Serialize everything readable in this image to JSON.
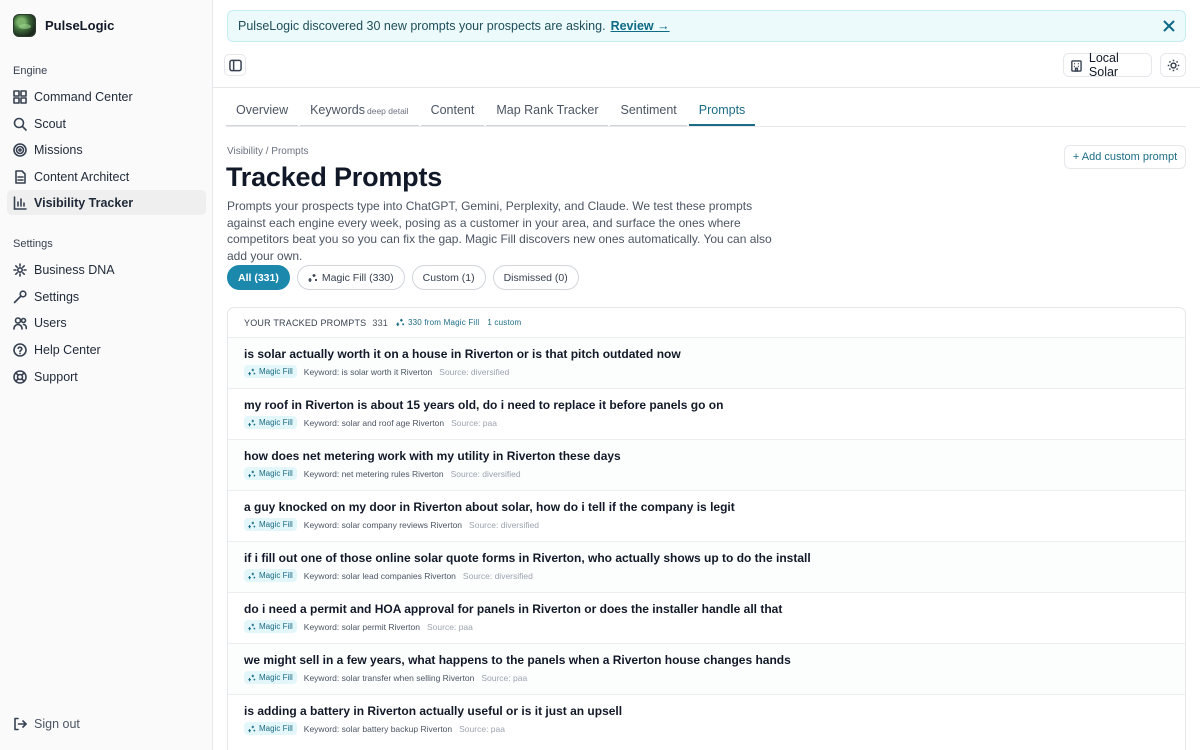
{
  "brand": {
    "name": "PulseLogic"
  },
  "sidebar": {
    "engine_label": "Engine",
    "settings_label": "Settings",
    "engine_items": [
      {
        "label": "Command Center",
        "icon": "grid-icon"
      },
      {
        "label": "Scout",
        "icon": "search-icon"
      },
      {
        "label": "Missions",
        "icon": "target-icon"
      },
      {
        "label": "Content Architect",
        "icon": "document-icon"
      },
      {
        "label": "Visibility Tracker",
        "icon": "bar-chart-icon",
        "active": true
      }
    ],
    "settings_items": [
      {
        "label": "Business DNA",
        "icon": "gear-icon"
      },
      {
        "label": "Settings",
        "icon": "wrench-icon"
      },
      {
        "label": "Users",
        "icon": "users-icon"
      },
      {
        "label": "Help Center",
        "icon": "help-icon"
      },
      {
        "label": "Support",
        "icon": "lifebuoy-icon"
      }
    ],
    "signout_label": "Sign out"
  },
  "banner": {
    "text": "PulseLogic discovered 30 new prompts your prospects are asking.",
    "link": "Review →"
  },
  "header": {
    "location_label": "Local Solar"
  },
  "tabs": [
    {
      "label": "Overview",
      "sub": ""
    },
    {
      "label": "Keywords",
      "sub": "deep detail"
    },
    {
      "label": "Content",
      "sub": ""
    },
    {
      "label": "Map Rank Tracker",
      "sub": ""
    },
    {
      "label": "Sentiment",
      "sub": ""
    },
    {
      "label": "Prompts",
      "sub": "",
      "active": true
    }
  ],
  "page": {
    "breadcrumb": "Visibility / Prompts",
    "title": "Tracked Prompts",
    "add_button": "+ Add custom prompt",
    "description": "Prompts your prospects type into ChatGPT, Gemini, Perplexity, and Claude. We test these prompts against each engine every week, posing as a customer in your area, and surface the ones where competitors beat you so you can fix the gap. Magic Fill discovers new ones automatically. You can also add your own."
  },
  "filters": [
    {
      "label": "All (331)",
      "active": true
    },
    {
      "label": "Magic Fill (330)",
      "icon": true
    },
    {
      "label": "Custom (1)"
    },
    {
      "label": "Dismissed (0)"
    }
  ],
  "list": {
    "heading": "YOUR TRACKED PROMPTS",
    "count": "331",
    "magic_fill_count": "330 from Magic Fill",
    "custom_count": "1 custom",
    "badge_label": "Magic Fill",
    "rows": [
      {
        "title": "is solar actually worth it on a house in Riverton or is that pitch outdated now",
        "keyword": "Keyword: is solar worth it Riverton",
        "source": "Source: diversified"
      },
      {
        "title": "my roof in Riverton is about 15 years old, do i need to replace it before panels go on",
        "keyword": "Keyword: solar and roof age Riverton",
        "source": "Source: paa"
      },
      {
        "title": "how does net metering work with my utility in Riverton these days",
        "keyword": "Keyword: net metering rules Riverton",
        "source": "Source: diversified"
      },
      {
        "title": "a guy knocked on my door in Riverton about solar, how do i tell if the company is legit",
        "keyword": "Keyword: solar company reviews Riverton",
        "source": "Source: diversified"
      },
      {
        "title": "if i fill out one of those online solar quote forms in Riverton, who actually shows up to do the install",
        "keyword": "Keyword: solar lead companies Riverton",
        "source": "Source: diversified"
      },
      {
        "title": "do i need a permit and HOA approval for panels in Riverton or does the installer handle all that",
        "keyword": "Keyword: solar permit Riverton",
        "source": "Source: paa"
      },
      {
        "title": "we might sell in a few years, what happens to the panels when a Riverton house changes hands",
        "keyword": "Keyword: solar transfer when selling Riverton",
        "source": "Source: paa"
      },
      {
        "title": "is adding a battery in Riverton actually useful or is it just an upsell",
        "keyword": "Keyword: solar battery backup Riverton",
        "source": "Source: paa"
      }
    ]
  }
}
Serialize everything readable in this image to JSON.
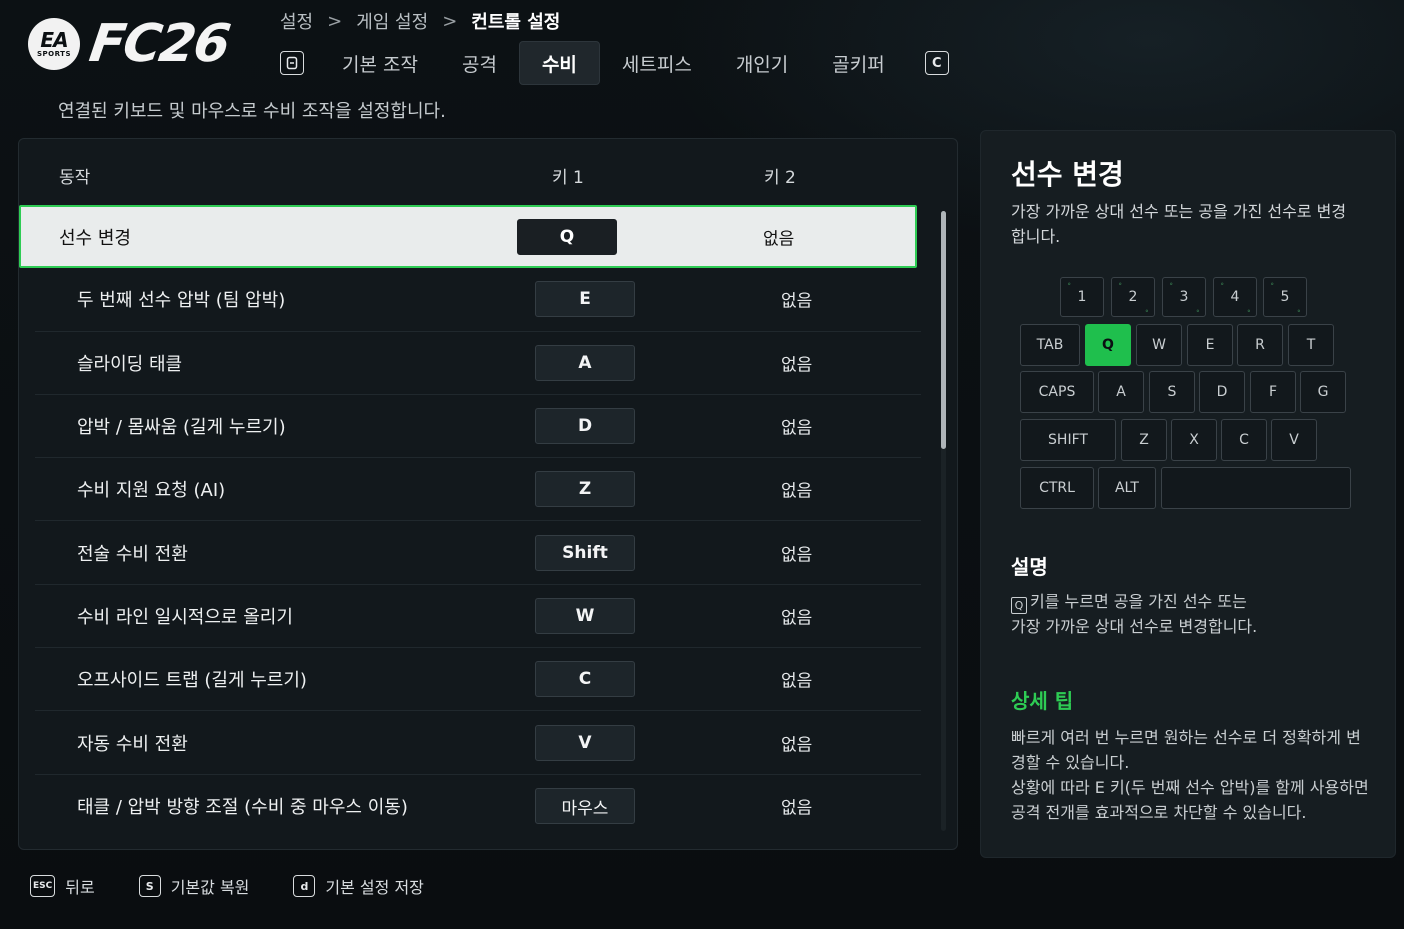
{
  "logo": {
    "ea_text": "EA",
    "sports_text": "SPORTS",
    "game_title": "FC26"
  },
  "breadcrumb": [
    "설정",
    "게임 설정",
    "컨트롤 설정"
  ],
  "breadcrumb_sep": ">",
  "tabs": {
    "prev_key": "⊟",
    "next_key": "C",
    "items": [
      "기본 조작",
      "공격",
      "수비",
      "세트피스",
      "개인기",
      "골키퍼"
    ],
    "active": "수비"
  },
  "subtitle": "연결된 키보드 및 마우스로 수비 조작을 설정합니다.",
  "table": {
    "headers": {
      "action": "동작",
      "key1": "키 1",
      "key2": "키 2"
    },
    "rows": [
      {
        "action": "선수 변경",
        "key1": "Q",
        "key2": "없음"
      },
      {
        "action": "두 번째 선수 압박 (팀 압박)",
        "key1": "E",
        "key2": "없음"
      },
      {
        "action": "슬라이딩 태클",
        "key1": "A",
        "key2": "없음"
      },
      {
        "action": "압박 /  몸싸움 (길게 누르기)",
        "key1": "D",
        "key2": "없음"
      },
      {
        "action": "수비 지원 요청 (AI)",
        "key1": "Z",
        "key2": "없음"
      },
      {
        "action": "전술 수비 전환",
        "key1": "Shift",
        "key2": "없음"
      },
      {
        "action": "수비 라인 일시적으로 올리기",
        "key1": "W",
        "key2": "없음"
      },
      {
        "action": "오프사이드 트랩 (길게 누르기)",
        "key1": "C",
        "key2": "없음"
      },
      {
        "action": "자동 수비 전환",
        "key1": "V",
        "key2": "없음"
      },
      {
        "action": "태클 / 압박 방향 조절 (수비 중 마우스 이동)",
        "key1": "마우스",
        "key2": "없음"
      }
    ],
    "selected_index": 0
  },
  "side": {
    "title": "선수 변경",
    "desc": "가장 가까운 상대 선수 또는 공을 가진 선수로 변경합니다.",
    "keyboard": {
      "num_row": [
        "1",
        "2",
        "3",
        "4",
        "5"
      ],
      "row1": [
        "TAB",
        "Q",
        "W",
        "E",
        "R",
        "T"
      ],
      "row2": [
        "CAPS",
        "A",
        "S",
        "D",
        "F",
        "G"
      ],
      "row3": [
        "SHIFT",
        "Z",
        "X",
        "C",
        "V"
      ],
      "row4": [
        "CTRL",
        "ALT",
        ""
      ],
      "highlight": "Q"
    },
    "explain_title": "설명",
    "explain_key": "Q",
    "explain_text_1": "키를 누르면 공을 가진 선수 또는",
    "explain_text_2": "가장 가까운 상대 선수로 변경합니다.",
    "tip_title": "상세 팁",
    "tip_text_1": "빠르게 여러 번 누르면 원하는 선수로 더 정확하게 변경할 수 있습니다.",
    "tip_text_2": "상황에 따라 E 키(두 번째 선수 압박)를 함께 사용하면 공격 전개를 효과적으로 차단할 수 있습니다.",
    "accent_color": "#2ecc54"
  },
  "footer": [
    {
      "key": "ESC",
      "label": "뒤로"
    },
    {
      "key": "S",
      "label": "기본값 복원"
    },
    {
      "key": "d",
      "label": "기본 설정 저장"
    }
  ]
}
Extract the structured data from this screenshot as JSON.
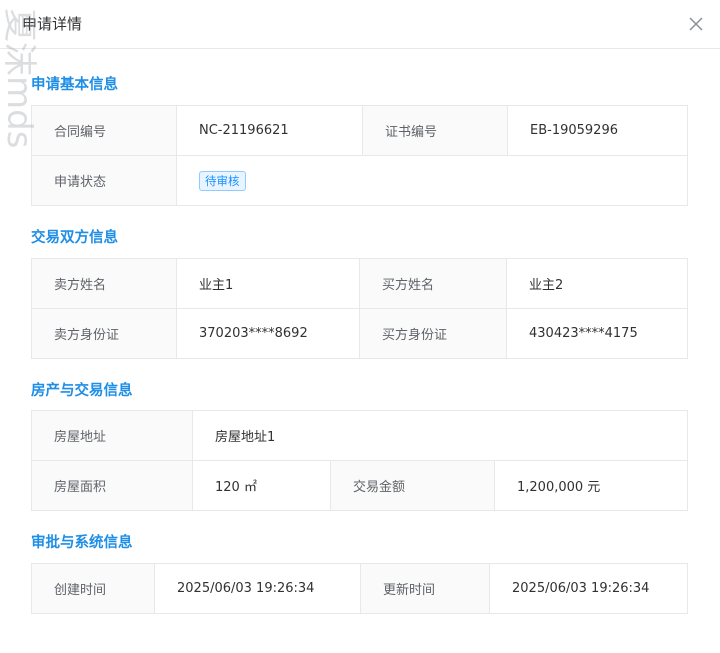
{
  "dialog": {
    "title": "申请详情"
  },
  "watermark": {
    "text": "夏沫mds"
  },
  "sections": {
    "basic": {
      "title": "申请基本信息",
      "contract_label": "合同编号",
      "contract_value": "NC-21196621",
      "cert_label": "证书编号",
      "cert_value": "EB-19059296",
      "status_label": "申请状态",
      "status_value": "待审核"
    },
    "parties": {
      "title": "交易双方信息",
      "seller_name_label": "卖方姓名",
      "seller_name_value": "业主1",
      "buyer_name_label": "买方姓名",
      "buyer_name_value": "业主2",
      "seller_id_label": "卖方身份证",
      "seller_id_value": "370203****8692",
      "buyer_id_label": "买方身份证",
      "buyer_id_value": "430423****4175"
    },
    "property": {
      "title": "房产与交易信息",
      "address_label": "房屋地址",
      "address_value": "房屋地址1",
      "area_label": "房屋面积",
      "area_value": "120 ㎡",
      "amount_label": "交易金额",
      "amount_value": "1,200,000 元"
    },
    "system": {
      "title": "审批与系统信息",
      "created_label": "创建时间",
      "created_value": "2025/06/03 19:26:34",
      "updated_label": "更新时间",
      "updated_value": "2025/06/03 19:26:34"
    }
  },
  "colors": {
    "accent": "#1f8ee6",
    "tag": "#1890ff"
  }
}
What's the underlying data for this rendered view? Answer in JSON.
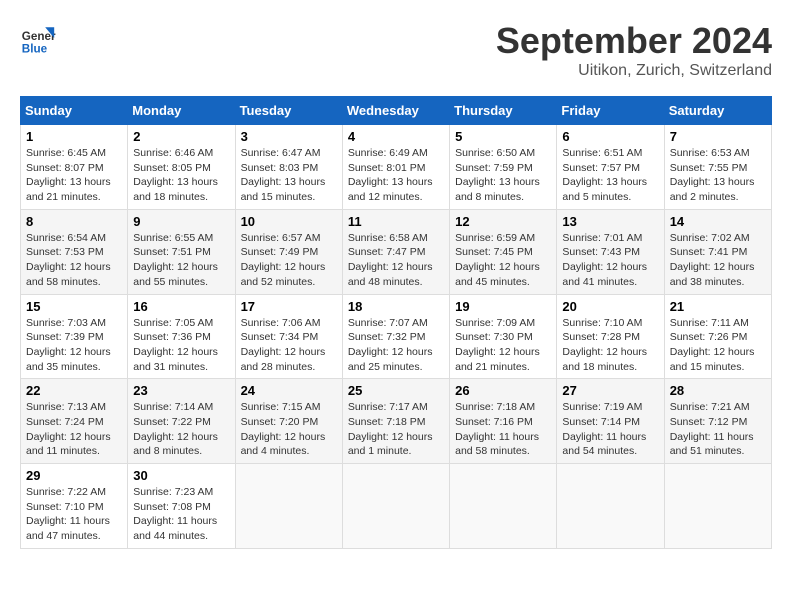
{
  "logo": {
    "line1": "General",
    "line2": "Blue"
  },
  "title": "September 2024",
  "location": "Uitikon, Zurich, Switzerland",
  "weekdays": [
    "Sunday",
    "Monday",
    "Tuesday",
    "Wednesday",
    "Thursday",
    "Friday",
    "Saturday"
  ],
  "weeks": [
    [
      {
        "day": "1",
        "info": "Sunrise: 6:45 AM\nSunset: 8:07 PM\nDaylight: 13 hours\nand 21 minutes."
      },
      {
        "day": "2",
        "info": "Sunrise: 6:46 AM\nSunset: 8:05 PM\nDaylight: 13 hours\nand 18 minutes."
      },
      {
        "day": "3",
        "info": "Sunrise: 6:47 AM\nSunset: 8:03 PM\nDaylight: 13 hours\nand 15 minutes."
      },
      {
        "day": "4",
        "info": "Sunrise: 6:49 AM\nSunset: 8:01 PM\nDaylight: 13 hours\nand 12 minutes."
      },
      {
        "day": "5",
        "info": "Sunrise: 6:50 AM\nSunset: 7:59 PM\nDaylight: 13 hours\nand 8 minutes."
      },
      {
        "day": "6",
        "info": "Sunrise: 6:51 AM\nSunset: 7:57 PM\nDaylight: 13 hours\nand 5 minutes."
      },
      {
        "day": "7",
        "info": "Sunrise: 6:53 AM\nSunset: 7:55 PM\nDaylight: 13 hours\nand 2 minutes."
      }
    ],
    [
      {
        "day": "8",
        "info": "Sunrise: 6:54 AM\nSunset: 7:53 PM\nDaylight: 12 hours\nand 58 minutes."
      },
      {
        "day": "9",
        "info": "Sunrise: 6:55 AM\nSunset: 7:51 PM\nDaylight: 12 hours\nand 55 minutes."
      },
      {
        "day": "10",
        "info": "Sunrise: 6:57 AM\nSunset: 7:49 PM\nDaylight: 12 hours\nand 52 minutes."
      },
      {
        "day": "11",
        "info": "Sunrise: 6:58 AM\nSunset: 7:47 PM\nDaylight: 12 hours\nand 48 minutes."
      },
      {
        "day": "12",
        "info": "Sunrise: 6:59 AM\nSunset: 7:45 PM\nDaylight: 12 hours\nand 45 minutes."
      },
      {
        "day": "13",
        "info": "Sunrise: 7:01 AM\nSunset: 7:43 PM\nDaylight: 12 hours\nand 41 minutes."
      },
      {
        "day": "14",
        "info": "Sunrise: 7:02 AM\nSunset: 7:41 PM\nDaylight: 12 hours\nand 38 minutes."
      }
    ],
    [
      {
        "day": "15",
        "info": "Sunrise: 7:03 AM\nSunset: 7:39 PM\nDaylight: 12 hours\nand 35 minutes."
      },
      {
        "day": "16",
        "info": "Sunrise: 7:05 AM\nSunset: 7:36 PM\nDaylight: 12 hours\nand 31 minutes."
      },
      {
        "day": "17",
        "info": "Sunrise: 7:06 AM\nSunset: 7:34 PM\nDaylight: 12 hours\nand 28 minutes."
      },
      {
        "day": "18",
        "info": "Sunrise: 7:07 AM\nSunset: 7:32 PM\nDaylight: 12 hours\nand 25 minutes."
      },
      {
        "day": "19",
        "info": "Sunrise: 7:09 AM\nSunset: 7:30 PM\nDaylight: 12 hours\nand 21 minutes."
      },
      {
        "day": "20",
        "info": "Sunrise: 7:10 AM\nSunset: 7:28 PM\nDaylight: 12 hours\nand 18 minutes."
      },
      {
        "day": "21",
        "info": "Sunrise: 7:11 AM\nSunset: 7:26 PM\nDaylight: 12 hours\nand 15 minutes."
      }
    ],
    [
      {
        "day": "22",
        "info": "Sunrise: 7:13 AM\nSunset: 7:24 PM\nDaylight: 12 hours\nand 11 minutes."
      },
      {
        "day": "23",
        "info": "Sunrise: 7:14 AM\nSunset: 7:22 PM\nDaylight: 12 hours\nand 8 minutes."
      },
      {
        "day": "24",
        "info": "Sunrise: 7:15 AM\nSunset: 7:20 PM\nDaylight: 12 hours\nand 4 minutes."
      },
      {
        "day": "25",
        "info": "Sunrise: 7:17 AM\nSunset: 7:18 PM\nDaylight: 12 hours\nand 1 minute."
      },
      {
        "day": "26",
        "info": "Sunrise: 7:18 AM\nSunset: 7:16 PM\nDaylight: 11 hours\nand 58 minutes."
      },
      {
        "day": "27",
        "info": "Sunrise: 7:19 AM\nSunset: 7:14 PM\nDaylight: 11 hours\nand 54 minutes."
      },
      {
        "day": "28",
        "info": "Sunrise: 7:21 AM\nSunset: 7:12 PM\nDaylight: 11 hours\nand 51 minutes."
      }
    ],
    [
      {
        "day": "29",
        "info": "Sunrise: 7:22 AM\nSunset: 7:10 PM\nDaylight: 11 hours\nand 47 minutes."
      },
      {
        "day": "30",
        "info": "Sunrise: 7:23 AM\nSunset: 7:08 PM\nDaylight: 11 hours\nand 44 minutes."
      },
      {
        "day": "",
        "info": ""
      },
      {
        "day": "",
        "info": ""
      },
      {
        "day": "",
        "info": ""
      },
      {
        "day": "",
        "info": ""
      },
      {
        "day": "",
        "info": ""
      }
    ]
  ]
}
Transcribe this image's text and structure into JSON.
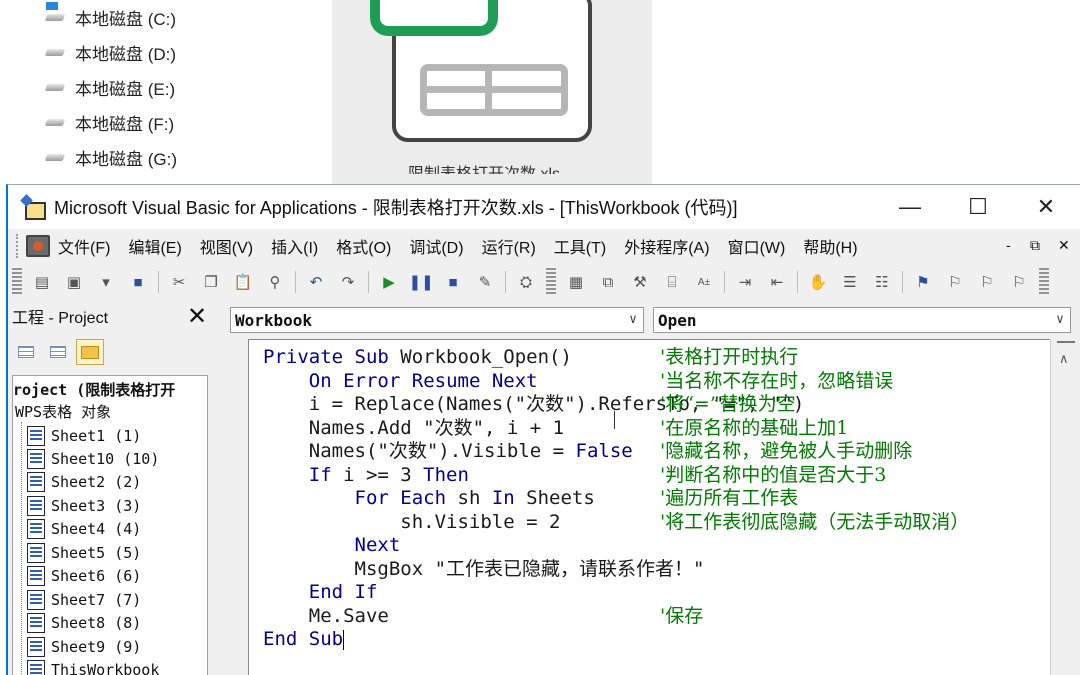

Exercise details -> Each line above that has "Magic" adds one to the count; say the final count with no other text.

Written reply -> 4